JGP study explores diurnal changes in calcium sources governing BK activity in the SCN.
The suprachiasmatic nucleus (SCN) is the brain’s central timekeeper, responsible for entraining diurnal rhythms for everything from locomotor activity to hormone levels, body temperature, and sleep. This activity is generated by the molecular circadian clock via the cyclic production and destruction of certain proteins. In the SCN, the circadian clock also produces rhythmic action potentials whose frequency is greatest during the day—a phenomenon that’s created through changes in the expression and activity of ion channels, including large-conductance potassium (BK) channels (1), L type calcium channels (LTCC; 2), and others. In this issue of JGP, Joshua Whitt, Andrea Meredith, and Beth McNally explore circadian variations in the calcium sources that regulate BK channel activity in SCN neurons (3).
BK channels are voltage-gated potassium channels whose opening is potentiated by binding of calcium ions at four sites on the cytoplasmic portion of the protein (4); in the absence of calcium, BK channels generally do not pass current because their opening would require membrane voltages outside what neurons can normally achieve. In the SCN, BK channel currents and expression are highest at night (1), when it helps suppress SCN action potential frequency by hyperpolarizing the neuronal membrane. But in an apparent paradox, cytoplasmic calcium levels are highest in daytime (5).
“This didn't really bother us because we knew that intracellular cytosolic calcium oscillations were likely to be of little relevance to BK activation. BK basically has to be sitting next to its calcium source, and tightly spatially localized calcium release is what’s relevant for gating the channel,” says Andrea Meredith, Associate Professor at the University of Maryland School of Medicine. Several calcium sources could potentially regulate BK channel activity. These include plasma membrane calcium channels such as LTCC, N/P/Q-type, and R-type channels, plus intracellular stores released through ryanodine receptors (RyR). Which of these calcium sources governs BK activity in the SCN was unknown.
Meredith’s graduate student Joshua Whitt probed this question using pharmacological agents to specifically inhibit or activate the different candidate channels in SCN tissue slices from rodents.

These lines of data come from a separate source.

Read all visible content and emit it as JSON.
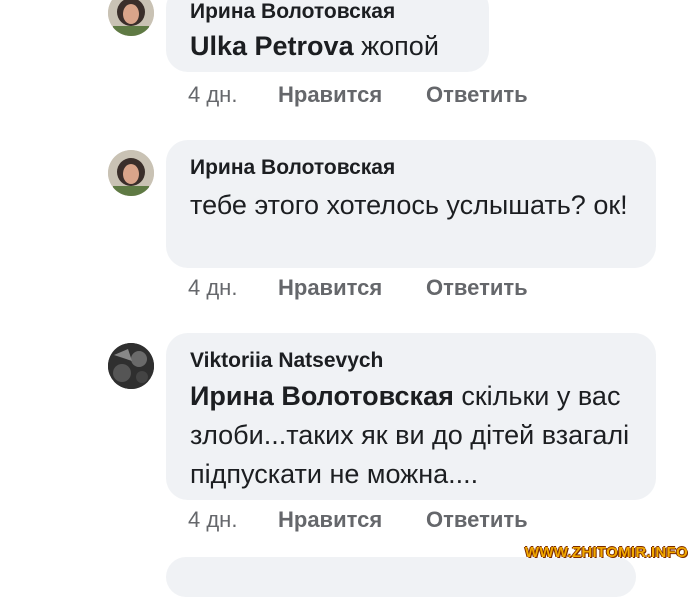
{
  "comments": [
    {
      "author": "Ирина Волотовская",
      "mention": "Ulka Petrova",
      "text": "жопой",
      "time": "4 дн.",
      "like_label": "Нравится",
      "reply_label": "Ответить"
    },
    {
      "author": "Ирина Волотовская",
      "mention": "",
      "text": "тебе этого хотелось услышать? ок!",
      "time": "4 дн.",
      "like_label": "Нравится",
      "reply_label": "Ответить"
    },
    {
      "author": "Viktoriia Natsevych",
      "mention": "Ирина Волотовская",
      "text": "скільки у вас злоби...таких як ви до дітей взагалі підпускати не можна....",
      "time": "4 дн.",
      "like_label": "Нравится",
      "reply_label": "Ответить"
    }
  ],
  "watermark": "WWW.ZHITOMIR.INFO",
  "colors": {
    "bubble": "#f0f2f5",
    "meta_text": "#65676b",
    "body_text": "#1c1e21",
    "watermark": "#f2a900"
  }
}
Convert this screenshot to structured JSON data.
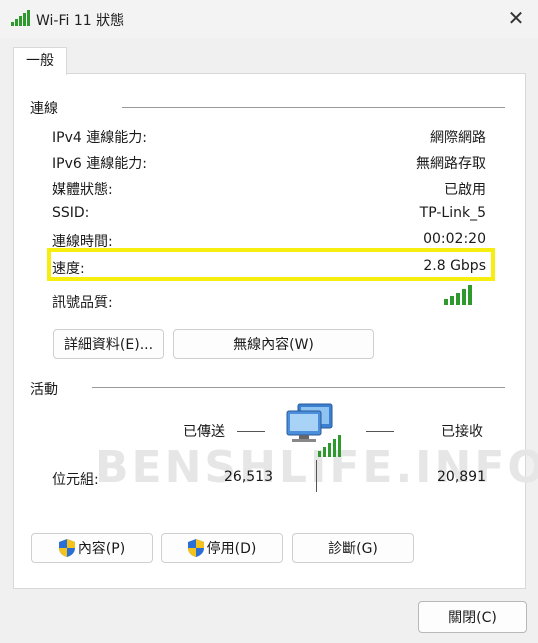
{
  "window": {
    "title": "Wi-Fi 11 狀態",
    "close_glyph": "✕"
  },
  "tabs": [
    {
      "label": "一般"
    }
  ],
  "connection": {
    "title": "連線",
    "rows": [
      {
        "label": "IPv4 連線能力:",
        "value": "網際網路"
      },
      {
        "label": "IPv6 連線能力:",
        "value": "無網路存取"
      },
      {
        "label": "媒體狀態:",
        "value": "已啟用"
      },
      {
        "label": "SSID:",
        "value": "TP-Link_5"
      },
      {
        "label": "連線時間:",
        "value": "00:02:20"
      },
      {
        "label": "速度:",
        "value": "2.8 Gbps"
      }
    ],
    "signal_label": "訊號品質:",
    "signal_bars_active": 5,
    "signal_bars_total": 5,
    "buttons": {
      "details": "詳細資料(E)...",
      "wireless_properties": "無線內容(W)"
    }
  },
  "activity": {
    "title": "活動",
    "sent_label": "已傳送",
    "received_label": "已接收",
    "bytes_label": "位元組:",
    "bytes_sent": "26,513",
    "bytes_received": "20,891"
  },
  "watermark": "BENSHLIFE.INFO",
  "bottom_buttons": {
    "properties": "內容(P)",
    "disable": "停用(D)",
    "diagnose": "診斷(G)"
  },
  "footer": {
    "close": "關閉(C)"
  },
  "colors": {
    "highlight": "#f6ee0e",
    "signal_green": "#2e9a2e",
    "shield_blue": "#2a6fd6",
    "shield_yellow": "#f3c21b"
  }
}
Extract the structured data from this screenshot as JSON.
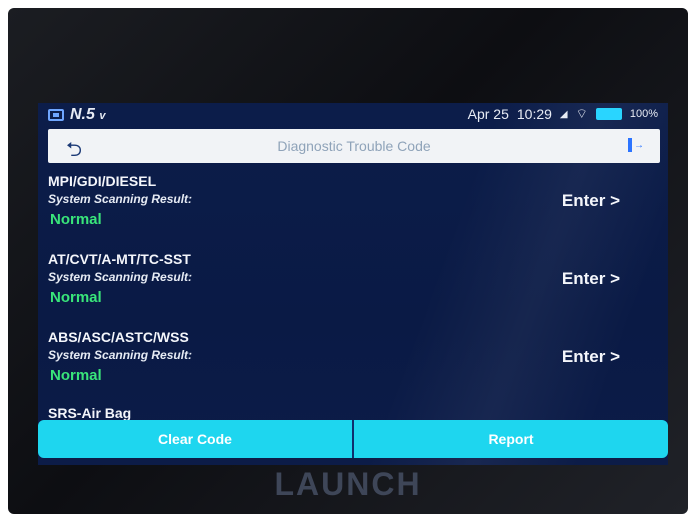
{
  "statusbar": {
    "voltage": "N.5",
    "voltage_unit": "v",
    "date": "Apr 25",
    "time": "10:29",
    "battery": "100%",
    "icons": [
      "vci-connection-icon",
      "signal-icon",
      "wifi-icon",
      "battery-icon"
    ]
  },
  "titlebar": {
    "title": "Diagnostic Trouble Code",
    "back_icon": "back-arrow-icon",
    "exit_icon": "exit-icon"
  },
  "systems": [
    {
      "name": "MPI/GDI/DIESEL",
      "label": "System Scanning Result:",
      "status": "Normal",
      "action": "Enter >"
    },
    {
      "name": "AT/CVT/A-MT/TC-SST",
      "label": "System Scanning Result:",
      "status": "Normal",
      "action": "Enter >"
    },
    {
      "name": "ABS/ASC/ASTC/WSS",
      "label": "System Scanning Result:",
      "status": "Normal",
      "action": "Enter >"
    },
    {
      "name": "SRS-Air Bag"
    }
  ],
  "actions": {
    "clear_code": "Clear Code",
    "report": "Report"
  },
  "brand": "LAUNCH",
  "colors": {
    "screen_bg": "#0a1a45",
    "status_ok": "#39e57a",
    "button": "#1ed6ef",
    "accent": "#2c74ff"
  }
}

When LTCC, N/P/Q, and RyR channels were simultaneously inhibited, BK currents disappeared, indicating that these calcium sources were collectively responsible for BK activity in the SCN. Then, inhibitors were applied individually, during the day or at night, to determine whether any of these sources was more important at different times of day.
“We have dynamic switching of calcium sources”
“During the day, the majority of the current was [dependent on L-type channels, but] when we recorded BK currents at night, when the L type current becomes somewhat reduced, it looked like BK current activation became more dependent on calcium release from intracellular stores,” explains Meredith. Inhibition of the different channels also impacted SCN action potential frequency, with LTCC inhibition affecting the frequency during the daytime but not at night. Interestingly, RyR inhibition increased nighttime action potential frequency, but RyR activation also altered frequencies during the day, suggesting BK could remain in proximity to these channels all day long.
Reliance on different calcium sources at different times of day may have its roots in other features of the circadian cycle. For example, earlier work by Meredith’s group demonstrated increased daytime inactivation of BK current, mediated by the BK β2 subunit (6). The new data indicates that LTCC currents are also required for daytime β2-mediated BK channel inactivation, possibly because β2 adjusts BK calcium sensitivity, or somehow promotes BK association with LTCC. In contrast, the more sustained nighttime BK currents may require steadier release of calcium available from intracellular stores.
“We have dynamic switching of calcium sources occurring as a function of circadian rhythmicity,” notes Meredith. This has implications for understanding SCN activity, particularly the regulation of SCN action potential shape and frequency, which Meredith’s group is already investigating. Keep your eyes open for new data in the coming months.